While secular psychologists say that a variety of therapies succeed in changing people superficially, authorities agree that these changes exist only in the most exterior layers of human personality, and under stress the patient will likely revert to his deeply rooted habits and addictions. Thus, a participant in an Alcoholics Anonymous or Overeathres Anonymous meeting will introduce himself by saying, “Hello, my name is Fred, and I am a recoverng alcoholic [or overeater].” He will refer to himself as “recovering” even if he has not touched alcohol or overeaten for fifteen years, for there is a sober realization among psychologists taht they can never rip the addiction or bad habit out by its roots. The best they can do is erase it from the surface of human behavior and protect the individual from the sorts of stresses that might reveal the lingering roots.
Using Torah, we can accomplish much more. The mitzvah system, when handled by an expert, can entirely root out unwanted middos and replace them with desired middos. I don’t refer to myself as a “recovering secularist.” In the few areas where I have worked on my middos, I am a religious Jew… to the core. Moreover, because Torah works on the human being at such a deep level, the results are absolutely permanent. A person who, for example, overcomes anger and develops patience using the Torah system is really like someone who was born patient. There is no trace whatsoever of the former, inappropriate middah.
In the next note I hope to write a little about seven bsic middos that exist in spiritually healthy people.

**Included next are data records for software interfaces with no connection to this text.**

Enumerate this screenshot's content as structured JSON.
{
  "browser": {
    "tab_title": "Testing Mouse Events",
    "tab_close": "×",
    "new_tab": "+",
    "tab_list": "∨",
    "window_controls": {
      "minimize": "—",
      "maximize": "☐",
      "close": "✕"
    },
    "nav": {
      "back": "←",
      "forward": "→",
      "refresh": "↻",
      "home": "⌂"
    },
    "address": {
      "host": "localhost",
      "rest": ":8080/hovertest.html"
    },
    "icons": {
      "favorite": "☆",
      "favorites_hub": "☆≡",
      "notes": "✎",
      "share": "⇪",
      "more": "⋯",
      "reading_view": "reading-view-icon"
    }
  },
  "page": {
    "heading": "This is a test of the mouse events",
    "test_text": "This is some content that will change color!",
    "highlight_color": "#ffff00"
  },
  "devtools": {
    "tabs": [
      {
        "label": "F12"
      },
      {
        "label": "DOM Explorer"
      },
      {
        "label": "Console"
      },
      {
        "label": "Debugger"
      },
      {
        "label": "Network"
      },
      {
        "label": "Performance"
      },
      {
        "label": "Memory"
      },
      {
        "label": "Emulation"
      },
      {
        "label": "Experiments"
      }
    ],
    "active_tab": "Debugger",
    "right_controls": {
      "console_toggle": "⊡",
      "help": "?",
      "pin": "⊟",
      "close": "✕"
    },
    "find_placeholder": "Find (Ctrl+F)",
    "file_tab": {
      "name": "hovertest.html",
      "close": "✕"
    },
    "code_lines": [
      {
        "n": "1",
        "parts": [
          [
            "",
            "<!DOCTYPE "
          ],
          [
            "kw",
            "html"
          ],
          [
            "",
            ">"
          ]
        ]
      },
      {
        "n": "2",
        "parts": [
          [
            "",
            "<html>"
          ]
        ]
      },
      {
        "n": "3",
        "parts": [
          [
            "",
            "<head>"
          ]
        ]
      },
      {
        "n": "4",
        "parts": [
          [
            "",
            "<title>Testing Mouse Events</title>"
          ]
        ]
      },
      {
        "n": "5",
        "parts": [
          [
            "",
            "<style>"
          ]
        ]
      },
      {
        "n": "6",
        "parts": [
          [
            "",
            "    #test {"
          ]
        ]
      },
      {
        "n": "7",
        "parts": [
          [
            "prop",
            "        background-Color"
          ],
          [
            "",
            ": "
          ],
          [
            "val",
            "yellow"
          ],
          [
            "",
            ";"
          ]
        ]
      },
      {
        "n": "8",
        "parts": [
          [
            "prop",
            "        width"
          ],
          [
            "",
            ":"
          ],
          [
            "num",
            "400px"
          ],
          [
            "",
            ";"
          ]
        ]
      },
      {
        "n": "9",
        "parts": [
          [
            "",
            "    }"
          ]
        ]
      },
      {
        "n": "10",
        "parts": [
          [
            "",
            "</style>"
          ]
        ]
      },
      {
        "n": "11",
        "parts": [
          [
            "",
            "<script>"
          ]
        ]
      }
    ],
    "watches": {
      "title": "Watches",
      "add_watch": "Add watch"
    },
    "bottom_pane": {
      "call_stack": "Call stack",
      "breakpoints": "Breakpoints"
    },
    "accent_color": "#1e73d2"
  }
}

Until then, continue practicing the exercise of leaving a little food and drink over.